This past week, our company finally made the transition into the twenty-first century.
The Army has been going through some big changes over the last few years, part of a larger transformation effort set in motion by the Secretary of the Army Francis J. Harvey. Among other things, these changes include base closures, equipment modifications, and the reorganization of the Army's structure from the current division-based model into one focused on smaller, more self-sufficient Brigade Combat Teams. The most obvious change for soldiers, however, is the most visible one--the switch from the twenty-five year old Battle Dress Uniform to the newer, more ergonomic Army Combat Uniform.
Most people recognize the BDU. It first entered service in 1981, and has been in steady use by all branches of the military ever since. The familiar getup features a mottled woodland color scheme of green, tan, brown, and black, and is worn with the traditional "spit-shine" black combat boots. Over the years, soldiers have learned to take great pride in this uniform, spending many a Sunday afternoon laboriously starching and pressing in preparation for Monday's in-ranks inspections. The boots, likewise, have warranted much attention as well. One could write a book covering all the competing methods for obtaining the best shine. But after twenty-five years, and a shift away from traditional jungle warfare, the Army has decided it's time for something newer; something better-suited to the needs of the modern warfighter. This decision has led to the creation of the new Army Combat Uniform, or ACU.Above: Detail, Army Combat Uniform (M.Freeman)
The ACU was first announced back when I was in Basic. Ever since, the new threads have met up with controversy.
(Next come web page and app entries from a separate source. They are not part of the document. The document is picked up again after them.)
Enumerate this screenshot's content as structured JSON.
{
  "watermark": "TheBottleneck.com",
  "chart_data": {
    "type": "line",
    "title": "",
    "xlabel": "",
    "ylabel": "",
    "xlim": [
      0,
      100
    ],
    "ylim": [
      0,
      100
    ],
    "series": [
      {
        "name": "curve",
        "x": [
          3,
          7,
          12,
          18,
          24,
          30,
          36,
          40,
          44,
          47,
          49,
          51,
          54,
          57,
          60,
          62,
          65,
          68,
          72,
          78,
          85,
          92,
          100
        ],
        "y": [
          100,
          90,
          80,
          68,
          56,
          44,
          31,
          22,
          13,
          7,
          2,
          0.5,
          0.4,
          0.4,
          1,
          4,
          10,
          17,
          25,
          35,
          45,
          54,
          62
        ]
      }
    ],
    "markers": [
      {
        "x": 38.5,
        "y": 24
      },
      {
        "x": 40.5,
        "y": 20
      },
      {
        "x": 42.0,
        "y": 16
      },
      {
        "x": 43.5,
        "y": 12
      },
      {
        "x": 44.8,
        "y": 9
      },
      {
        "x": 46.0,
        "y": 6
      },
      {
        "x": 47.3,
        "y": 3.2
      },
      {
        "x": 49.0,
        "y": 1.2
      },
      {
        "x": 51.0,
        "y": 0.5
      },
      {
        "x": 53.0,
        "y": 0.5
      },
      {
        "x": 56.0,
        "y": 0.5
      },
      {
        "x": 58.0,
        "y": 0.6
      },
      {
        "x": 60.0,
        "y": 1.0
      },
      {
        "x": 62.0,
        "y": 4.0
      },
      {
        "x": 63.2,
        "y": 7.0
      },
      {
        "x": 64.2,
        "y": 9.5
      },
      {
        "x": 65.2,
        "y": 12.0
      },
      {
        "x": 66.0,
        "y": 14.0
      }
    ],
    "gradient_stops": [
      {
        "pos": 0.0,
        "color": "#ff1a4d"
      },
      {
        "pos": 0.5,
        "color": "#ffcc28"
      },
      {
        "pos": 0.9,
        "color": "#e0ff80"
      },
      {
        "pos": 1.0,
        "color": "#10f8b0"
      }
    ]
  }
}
The ACU is a complete redesign of the Army uniform, boasting an array of changes, some well-received, others less so. Most obviously, the ACU features a color scheme that, rather than distinguishing between Woodland and Desert, blends the two into a universal pattern intended to protect the soldier between shifting environments, both rural and urban. This new color scheme consists of a mottled digital pattern mixing dark grey, moss-green, and tan. Ostensibly, Army leaders hope that, by keeping the pattern color-neutral and low-key, soldiers will blend in better wherever they go, even if the color matching isn't always a perfect fit.
There are other big changes as well. The traditional black boots are out, and have now been replaced by the beige desert boots commonly seen these days in Iraq and Afghanistan. These boots, of course, require no polishing, and furthermore the uniform itself is significantly lighter, and has been designed to be wrinkle-free, wash-and-wear. There will be no long starch-sessions with this uniform; no Sundays wasted or money spent on dry-cleaning. The pocket layout has been changed, relocating several and angling others so that soldiers in full "battle-rattle" can more easily access the things they need. Name tapes and patches now are removable, held in place by velcro, and in addition most of the buttons on the uniform have been replaced by velcro and heavy-duty plastic zippers. I've heard it said that the velcro is noisy in combat situations, but honestly, if you're in a situation where reaching into your pocket will violate "noise discipline," I'd say you're pretty much fucked anyway.
Like I said before, I've heard a lot of carping about this uniform. I've heard it said that the velcro is noisy, and wears out over time. I've heard that the patches can be easily ripped off or lost. I've heard complaints about the color pattern, and about soldiers looking, at a distance, like pieces of chalk. I've heard complaining about how rolling of the sleeves in hot weather is not authorized. I've even heard complaining about how the ease of maintenance violates Army tradition. But honestly? I like the new uniforms. I like the look of the uniforms, and I like the other changes that affect functionality. I'll agree, the pattern isn't perfect, but I've tested it myself at home, and I find that, on the whole, the overall effect is remarkably versatile. Soldiers now won't have to stand out like sore thumbs when viewed walking up over the edge of a dune, or when moving through shady environments that don't always look perfectly green or perfectly tan. I also like the fact that that I no longer have to shine boots, and can spend more of my downtime on hobbies, or with my wife. I like the the fact that this uniform was designed with practicality, not tradition, in mind, and despite a few minor gripes--the new fabric doesn't always breathe like it should, and the boots are difficult to really care for--I'm happy. Plus, I'm glad to be serving in the Army during a time of such profound change, and I view the new look as emblematic of that change. I feel like I'm standing on the leading edge of something, and to be honest, that's a nice feeling. I'm sure we'll get used to the new gear over time, and I imagine that one day we'll even come to be fond of the slightly Gestapo-looking color scheme, and complain just as vocally when something new comes along the way.
Now, if only the Army would spend the money to outfit me with an M-4 carbine instead of the cumbersome and fickle M-16. Then we'd really be in business.